*** Block opens ***
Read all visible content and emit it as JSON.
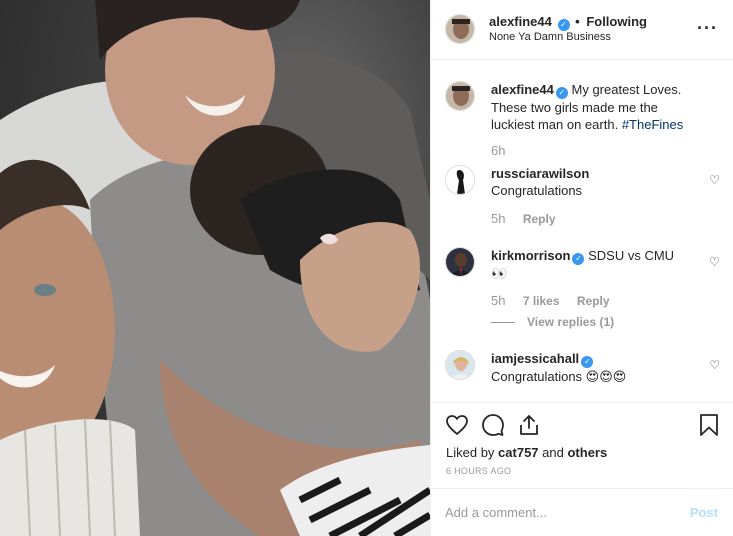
{
  "post": {
    "author": "alexfine44",
    "follow_separator": "•",
    "follow_status": "Following",
    "location": "None Ya Damn Business",
    "more_icon": "more-options-icon"
  },
  "caption": {
    "username": "alexfine44",
    "text": "My greatest Loves. These two girls made me the luckiest man on earth.",
    "hashtag": "#TheFines",
    "time": "6h"
  },
  "comments": [
    {
      "username": "russciarawilson",
      "verified": false,
      "text": "Congratulations",
      "time": "5h",
      "likes": "",
      "reply": "Reply"
    },
    {
      "username": "kirkmorrison",
      "verified": true,
      "text": "SDSU vs CMU",
      "extra": "👀",
      "time": "5h",
      "likes": "7 likes",
      "reply": "Reply",
      "view_replies": "View replies (1)"
    },
    {
      "username": "iamjessicahall",
      "verified": true,
      "text": "Congratulations 😍😍😍",
      "time": "",
      "likes": "",
      "reply": ""
    }
  ],
  "actions": {
    "liked_by_prefix": "Liked by",
    "liked_by_user": "cat757",
    "liked_by_and": "and",
    "liked_by_others": "others",
    "timestamp": "6 HOURS AGO"
  },
  "add_comment": {
    "placeholder": "Add a comment...",
    "post_label": "Post"
  },
  "colors": {
    "link_blue": "#3897f0",
    "hashtag": "#003569",
    "muted": "#999999",
    "post_disabled": "#b2dffc"
  }
}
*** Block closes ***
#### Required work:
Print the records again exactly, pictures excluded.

#### Task solution:
Read all visible content and emit it as JSON.
{
  "post": {
    "author": "alexfine44",
    "follow_separator": "•",
    "follow_status": "Following",
    "location": "None Ya Damn Business",
    "more_icon": "more-options-icon"
  },
  "caption": {
    "username": "alexfine44",
    "text": "My greatest Loves. These two girls made me the luckiest man on earth.",
    "hashtag": "#TheFines",
    "time": "6h"
  },
  "comments": [
    {
      "username": "russciarawilson",
      "verified": false,
      "text": "Congratulations",
      "time": "5h",
      "likes": "",
      "reply": "Reply"
    },
    {
      "username": "kirkmorrison",
      "verified": true,
      "text": "SDSU vs CMU",
      "extra": "👀",
      "time": "5h",
      "likes": "7 likes",
      "reply": "Reply",
      "view_replies": "View replies (1)"
    },
    {
      "username": "iamjessicahall",
      "verified": true,
      "text": "Congratulations 😍😍😍",
      "time": "",
      "likes": "",
      "reply": ""
    }
  ],
  "actions": {
    "liked_by_prefix": "Liked by",
    "liked_by_user": "cat757",
    "liked_by_and": "and",
    "liked_by_others": "others",
    "timestamp": "6 HOURS AGO"
  },
  "add_comment": {
    "placeholder": "Add a comment...",
    "post_label": "Post"
  },
  "colors": {
    "link_blue": "#3897f0",
    "hashtag": "#003569",
    "muted": "#999999",
    "post_disabled": "#b2dffc"
  }
}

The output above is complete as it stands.